Susannah is a variant of Susanna, which is from the Greek form of the Hebrew name Shoshannah, meaning “lily”. It may be related to the Egyptian word for “lotus”, and in modern Hebrew it is also understood as “rose”. There is a lot of debate as to which lily the Old Testament means when it says shoshannah – most likely it is the water lily, but others believe it is the flower we call the Madonna lily.
The story of Susanna appears in the Old Testament. According to the story, Susanna was a beautiful Hebrew wife of Babylon, married to a rich man. One day she was secretly watched while bathing in her garden by two lecherous old men. The peeping toms then confronted her, and told her that unless she gave herself to them, they would tell everyone that she has been meeting a young man in her garden.
Despite the two men being elders and judges, Susanna refused to give in to their blackmail, and was soon arrested, to be executed for adultery. At that point, a youth named Daniel sprang forward, and demanded that Susanna receive a fair trial. Intuitively aware the men were lying, Daniel cross-examined the two men separately and found a flaw in their witness testimony – one man claimed that Susanna was meeting her lover under a small tree, while the other said it was a large oak.
Susanna was acquitted, and the two old men put to death in her place for bearing false witness. Although it was a happy result for Susanna, the point of the story is to extol the intelligence and justice of Daniel, the future prophet, who from that moment forth is seen as something out of the ordinary.
In the Bible used by Catholics, Susanna’s story is one of the chapters in The Book of Daniel, but Protestants give it its own (very short) book. They don’t accept it as genuine Bible history, because it doesn’t appear in any Hebrew texts – it was originally written in Greek. However, they leave it in because it’s a nice story; Martin Luther described it as “beautiful religious fiction”. You could even see it as Biblical fan fiction.
There is a Susanna in the New Testament as well, who is mentioned in Luke. She was one of a group of women who were disciples of Jesus, and supported his ministry from their own funds, remaining faithful through his arrest and execution. These women were called The Myrrhbearers, because it was they who prepared Jesus’ body for burial and who bore witness of his empty tomb; they are regarded as apostles to the Apostles.
The name Susanna or Susannah has been used since medieval times, in honour of the Susanna from the Old Testament, but only became common after the Protestant Reformation, probably with the New Testament Susanna in mind. It has many variants, including Susan, Susana, Susanne, Suzanne and Suzette, and is used in many countries in different forms.
Susannah has appeared only sporadically in the charts in Australia, and has never been popular. The highest it’s ever been is #218 in the 1900s, and it also had a resurgence in the 1970s at #389, and in 2009 at #521. Currently it doesn’t chart at all.

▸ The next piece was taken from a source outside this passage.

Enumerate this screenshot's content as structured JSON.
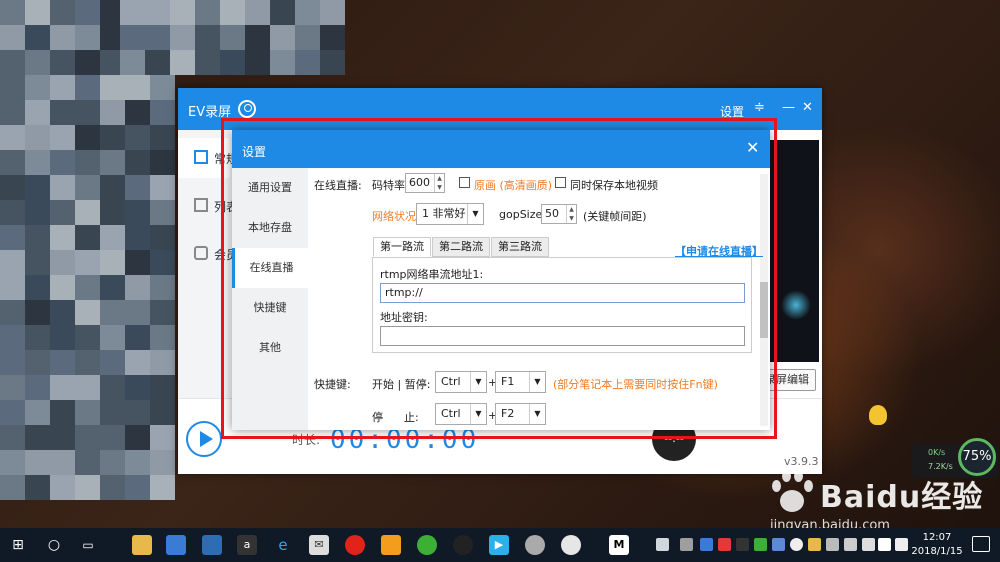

Compare that to Susan, which has been almost continually on the charts, and was the #1 name of the 1950s. The 1950s was also the peak for Suzanne, while Susanne peaked in the Top 100 of the 1940s, and Susanna in the 1960s at #376. The other Su- names can all be dated to a particular decade, while Susannah isn’t tied to one specific era.
Susannah commemorates a beautiful Biblical heroine who preferred death to sullying her virtue, and whose story had a happy ending. Despite its pure lily-like meaning, to me it seems a cheerful, sunshiney name – it makes me think of bright yellow daisies more than pale lilies. Susannah is one of those names which seems bright and bubbly for a little girl, but smart and professional for a grown woman.
The fact that it is so familiar (and even similar to popular Savannah), yet so underused, must make it an attractive prospect for parents who are searching for a name which is different, but not too different; a name which has a history, but doesn’t sound dated. It could honour a Susan or a Suzanne, and its nicknames include Sue, Susie, Sukie, Sanna, Sunny, Annie, Zannah and Zuzu.
Thank you to Jamie for suggesting the name Susannah to be featured on Waltzing More Than Matilda
POLL RESULT: Susannah received a highly creditable approval rating of 79%. People saw the name Susannah as sweet and wholesome (21%), familiar yet underused (21%), beautiful or pretty (18%), and a happy, sunshiney name (14%). However, 6% thought it was plain and boring. Only one person thought the name would get confused with Savannah.
(Painting shown is Susanna at Her Bath by Hugues Merle, 19th century)